IT is the somewhat unusual musical instrument that has been played by everyone from Keane to Korn.
Neil Young was a regular user. Marlene Dietrich famously entertained World War Two troops with hers. Before that Richard Hawley’s granddad performed with one in Sheffield’s musical halls.
Not that everyone is a fan - Simon Cowell once described it as sounding “like a cat being stamped on”.
But did you know the only place in the UK which today manufactures musical saws is right here in Sheffield?
You do now. Harvest Lane, Neepsend, to be exact. Stick on your Mercury Rev album and read on...
“It’s a bit of a niche instrument, isn’t it?” says Katie Ellis, partner in Thomas Flinn and Co, the firm in question. “We only started doing them about five years ago but they’ve quickly become one of our most popular lines.”

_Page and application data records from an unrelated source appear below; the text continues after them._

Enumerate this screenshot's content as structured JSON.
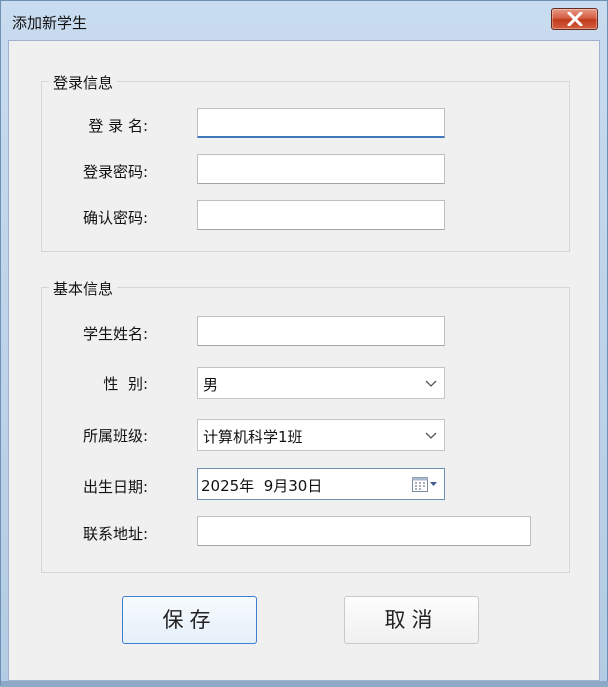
{
  "window": {
    "title": "添加新学生"
  },
  "login_group": {
    "title": "登录信息",
    "username_label": "登 录 名:",
    "password_label": "登录密码:",
    "confirm_label": "确认密码:",
    "username_value": "",
    "password_value": "",
    "confirm_value": ""
  },
  "basic_group": {
    "title": "基本信息",
    "name_label": "学生姓名:",
    "gender_label": "性  别:",
    "gender_value": "男",
    "class_label": "所属班级:",
    "class_value": "计算机科学1班",
    "birth_label": "出生日期:",
    "birth_value": "2025年  9月30日",
    "address_label": "联系地址:",
    "name_value": "",
    "address_value": ""
  },
  "buttons": {
    "save": "保存",
    "cancel": "取消"
  },
  "icons": {
    "close": "close-x-icon",
    "dropdown": "chevron-down-icon",
    "calendar": "calendar-icon"
  },
  "colors": {
    "accent": "#3f78bc",
    "close": "#c1391d"
  }
}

The company - founded in 1923 and better known for its proper cutting edge, top-of-the-range saws - now sells the instrument across the globe. Just this summer they signed a deal with a distributor in the US to handle orders on that side of the Atlantic.

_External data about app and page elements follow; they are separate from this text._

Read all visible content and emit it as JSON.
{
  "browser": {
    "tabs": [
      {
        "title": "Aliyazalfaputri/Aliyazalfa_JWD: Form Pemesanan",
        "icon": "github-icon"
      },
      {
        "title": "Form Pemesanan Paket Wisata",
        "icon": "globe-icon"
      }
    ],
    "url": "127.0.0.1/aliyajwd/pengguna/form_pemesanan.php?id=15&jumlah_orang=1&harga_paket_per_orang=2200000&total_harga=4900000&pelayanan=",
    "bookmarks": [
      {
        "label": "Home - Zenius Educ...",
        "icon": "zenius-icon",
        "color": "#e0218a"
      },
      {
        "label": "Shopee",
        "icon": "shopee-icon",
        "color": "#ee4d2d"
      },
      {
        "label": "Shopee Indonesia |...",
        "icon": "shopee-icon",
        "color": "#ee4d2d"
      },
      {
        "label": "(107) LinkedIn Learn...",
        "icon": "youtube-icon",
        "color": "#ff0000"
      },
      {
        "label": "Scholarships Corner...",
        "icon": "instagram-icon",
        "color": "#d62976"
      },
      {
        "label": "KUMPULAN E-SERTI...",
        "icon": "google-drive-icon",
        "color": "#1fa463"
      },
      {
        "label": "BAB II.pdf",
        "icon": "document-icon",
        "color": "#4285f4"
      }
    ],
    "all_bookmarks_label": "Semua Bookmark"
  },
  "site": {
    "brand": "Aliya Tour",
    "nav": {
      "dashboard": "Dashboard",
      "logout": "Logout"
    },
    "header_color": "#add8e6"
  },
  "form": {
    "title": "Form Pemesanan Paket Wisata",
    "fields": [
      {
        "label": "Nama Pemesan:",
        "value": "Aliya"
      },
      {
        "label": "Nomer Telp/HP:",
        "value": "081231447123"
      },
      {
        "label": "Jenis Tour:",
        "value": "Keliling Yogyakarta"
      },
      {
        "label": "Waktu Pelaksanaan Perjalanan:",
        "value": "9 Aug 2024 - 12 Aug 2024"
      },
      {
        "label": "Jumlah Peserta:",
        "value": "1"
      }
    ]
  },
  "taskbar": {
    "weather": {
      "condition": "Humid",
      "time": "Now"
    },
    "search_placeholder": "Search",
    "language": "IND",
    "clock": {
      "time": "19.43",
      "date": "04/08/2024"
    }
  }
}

Not bad to say saw-playing is thought to have started in America’s Appalachian mountain range in the first place.
“We took over a company which made them about 2008 so we started doing our own,” says Katie while she gives The Diary a tour of the factory. “It was just an experiment really but they were a hit straight away.
“We’re selling hundreds every year. To individuals and music shops. We had Richard Hawley buy three from us as a gift for a friend’s wedding. This time of year, we notice they start to sell well because they’re seen as novelty presents.”

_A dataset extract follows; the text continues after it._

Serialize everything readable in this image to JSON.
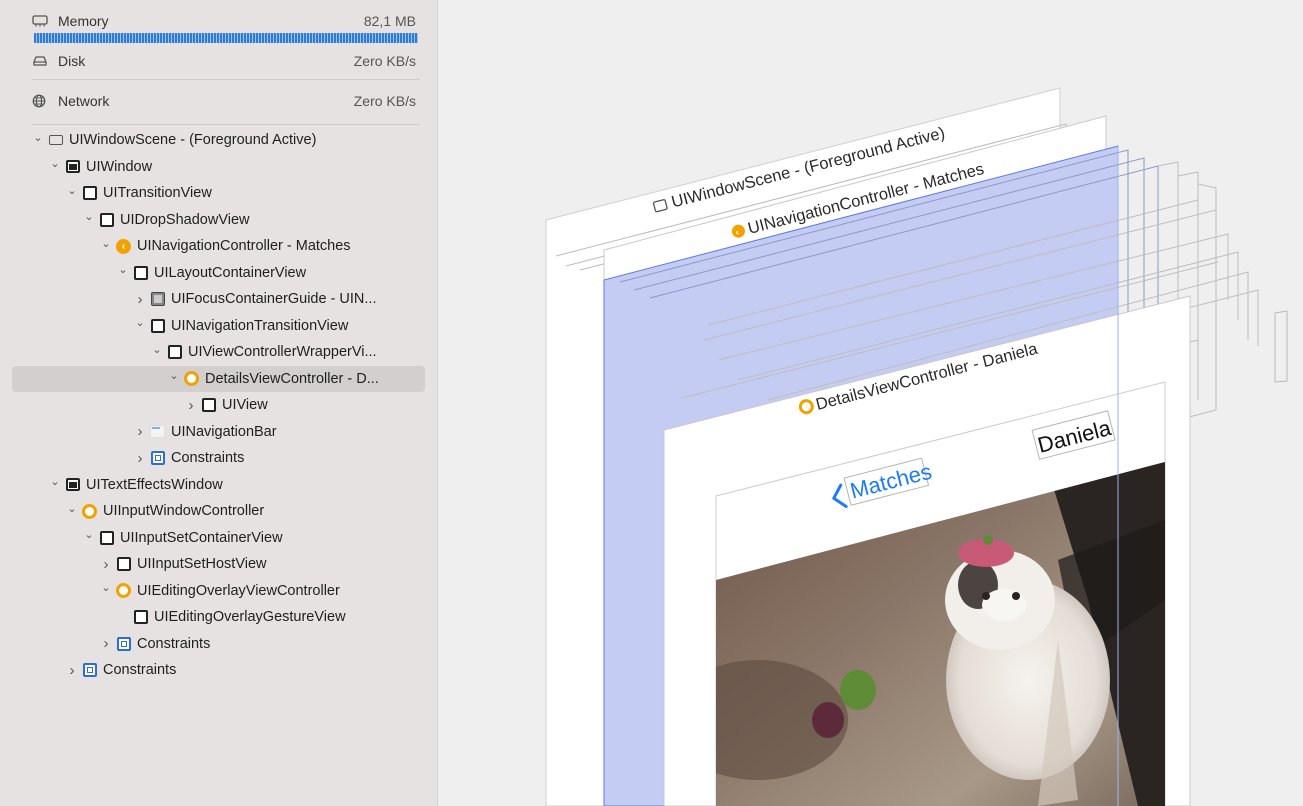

Does she play one herself, The Diary wonders?
“I don’t think I’d have the patience” she answers. “When it’s done right, though, they sound amazing. It’s different to anything else really.”
Indeed. The instrument as featured on records by the likes of Tom Waits, Eels and The Dillinger Escape Plan. You know the musical score to One Flew Over The Cuckoo’s Nest? That’s done on a saw. Simon Cowell may not be a fan but the piece he called cat-like was described as “genius” by fellow Britain’s Got Talent Judge Piers Morgan.
“You can tell when it’s appeared on a TV show like that because you’ll get a sudden rush of people wanting to buy them,” explains Katie.
So how does a musical saw differ from a regular tool? It doesn’t really, it seems. The teeth aren’t quite as sharp and there are fewer of them. It also comes with a bow and some rosin. But basically they’re the same thing - made from steel and with a wooden handle.
They sell for between £60 and £112, which might seem a lot for a saw - “but, instrument wise, try buying an electric guitar for that amount,” notes Katie.
The addition is a relatively new line for Thomas Flinn, a firm which celebrated its 90th anniversary this year. The five-staff company has been in Katie’s family since 1936 when Thomas Flinn himself sold it to his apprentice - and her grandfather - Frank Ellis. She, her father, also Frank, and brother Christian now run the company.
“When you think you’re the only firm in the country to do something it makes you proud, especially considering there were once 75 saw-makers in Sheffield alone,” she says. “It’s that ‘Made In Sheffield’ thing. It’s nice to carry on that tradition.”